Well, you didn’t go to Mauritius to see the goldfish, did you? Unsurprisingly Mauritius is a hot spot for all sorts of wildlife, and the marine life is particularly splendid. You’ll find that there’s a number of boat tours you can take in order to see these amazing animals in their natural environment and in most cases, they aren’t shy! Naturally curious, you’re likely to have these beautiful animals come and have a look at your boat (especially the ever-inquisitive dolphins) and if you’re very lucky you’ll also spot whales. Typically, Sperm whales can be seen throughout the year, whilst the incredible Humpback whales can be spotted between July and November. The especially lucky will even get to see the elusive Pilot whales too!
You don’t get the name of Ebony Forest without serious cause and this wonderful tangle of trees is a real marvel to behold.
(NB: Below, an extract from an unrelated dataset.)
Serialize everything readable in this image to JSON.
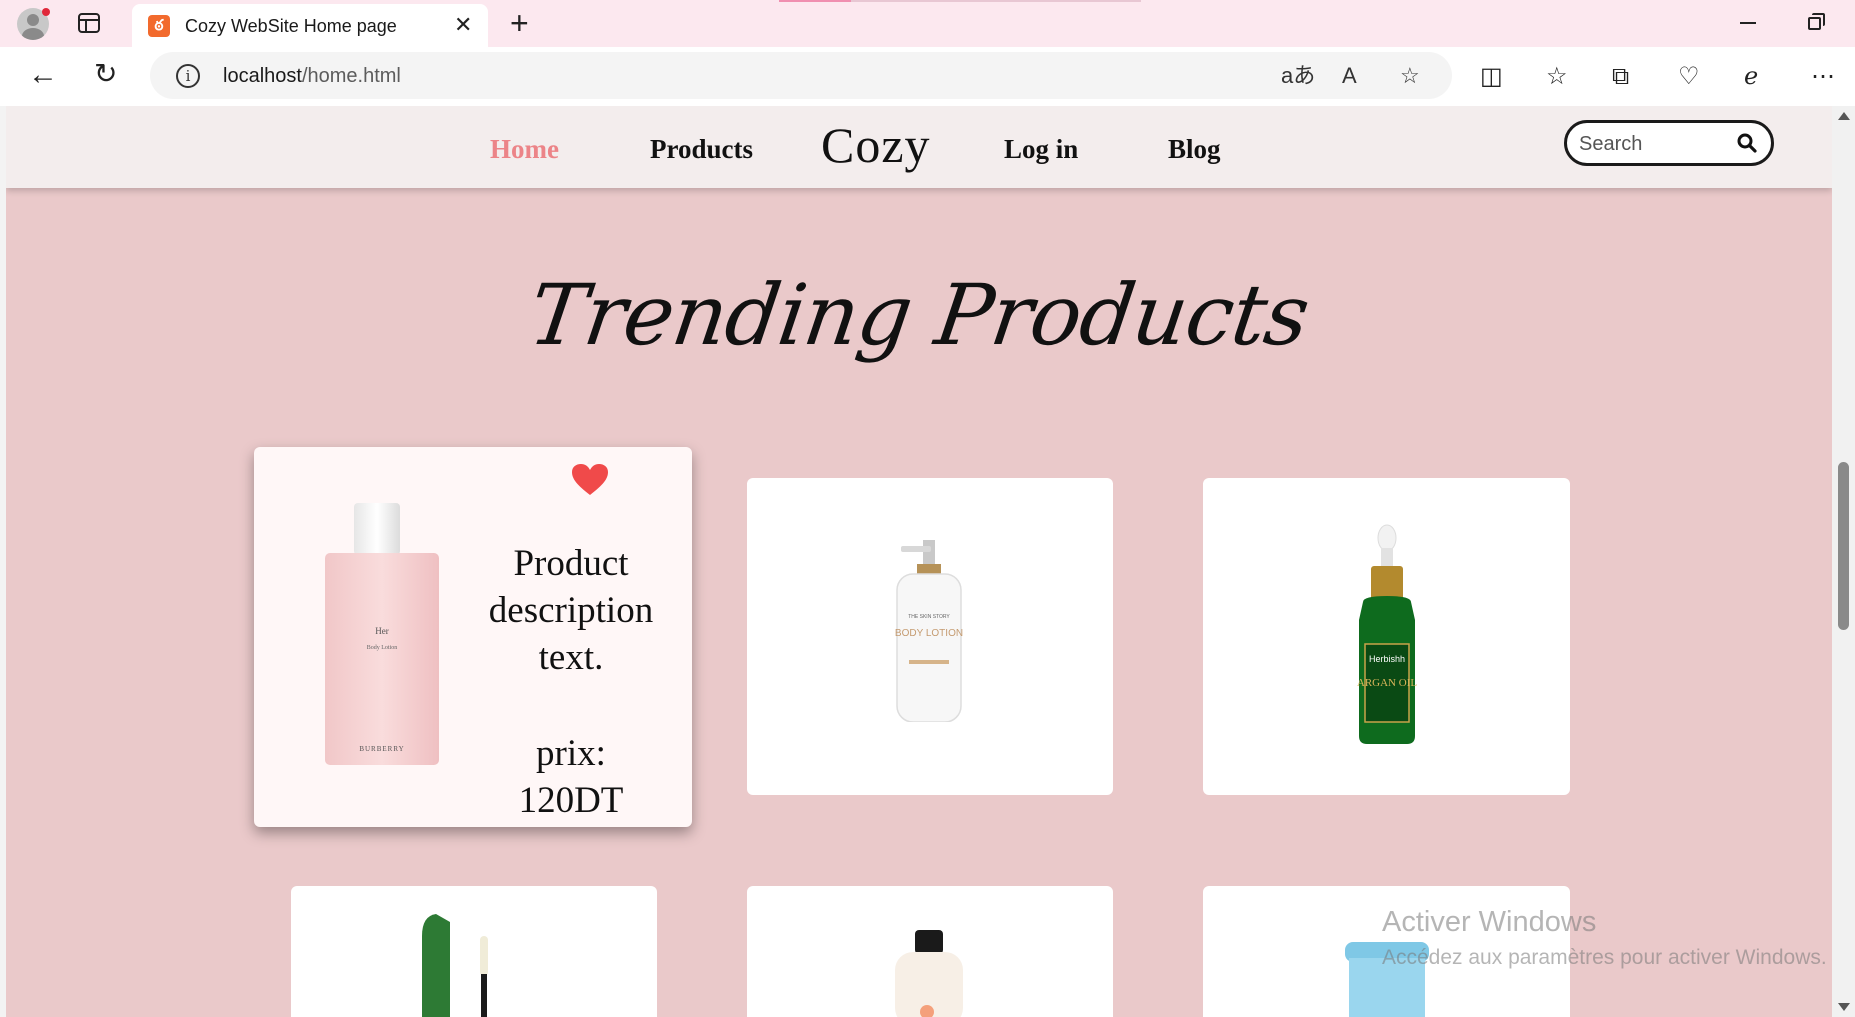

The forest is a fantastic clash of flora and fauna and for any of you Attenborough fans out there you’re sure to be in your element. From Fruit Bats, Tropicbirds, Paradise Flycatchers and Swiftlets there’s a lot going on in the forest and some of which you’ll be hard-pushed to find anywhere else. The forest’s name comes from the Ebony Trees which you’ll also spot easily by their beautiful dark wood and you’ll discover how and why this tree is becoming increasingly more protected.
The tours on offer are either led on foot or by jeep and can take through a variety of incredible walkways including the Flycatcher Raised Walkway or the hike up to Piton Canot. Best of all perhaps is the view afforded you if you journey up to the aptly named Sublime Point, where you’ll be able to see the stunning UNESCO World Heritage Site, Le Morne off to the south, as well as the incredible Pieter Both mountain and the beautiful Moka range.
When you’re done taking in all the gorgeousness (can you ever be done with it?) you’ll also find that there’s the fantastic Ebony Museum to amble around and the excellent Visitor Centre too.
Seven Coloured Earth
If you’ve heard anything about Mauritius then you’ll have heard about the Seven Coloured Earth, an incredible fantasy-like landscape of multi-coloured striated volcanic rocks situated in the south-western region of Mauritius. To see it for yourself is akin to stepping into wonderland and your eyes will insist that colours like that simply don’t belong in the natural, normal world and yet, there they are! You can take a tour of this beautiful location as part of a tour of the key sights in Mauritius.
As we mentioned, Port Louis is the capital of Mauritius and well worth a visit if you get the chance. Possibly our favourite thing to do whilst here though it to wander around the museums, particularly the Natural History Museum and the Blue Penny Museum.
The Natural History Museum is a particular favourite, not least of all because it’s home to a Dodo skeleton. The Dodo has become as much a symbol for Mauritius as the Kangaroo has for Australia, and its story is very endearing. Being a possible relation to the Pidgeon, but bigger, the Dodo had a twofold problem, it couldn’t fly, and it was very tasty. As such escaping from predators or the island at all proved to be a challenge too far and the dear Dodo didn’t last long. You’ll find a whole host of knowledge on this and many other natural curiosities in this wonderful Museum.
The Blue Penny Museum is an art and history museum that is simply packed with the backstory of Mauritius and is especially noted for its marvellous collection of the world's first colonial stamps.
These are just four excellent things. There’s also the wonderful Chamarel Waterfall, La Rhumerie de Chamarel distillery and of course the much-loved Flic en Flac Beach. This is Mauritius and it is a mysterious little corner of the world, one everyone should discover at one time or another, so don’t be a Dodo, learn to use those wings!
Want to discover Mauritius for yourself? We have plenty of villas in Mauritius to whet your appetite.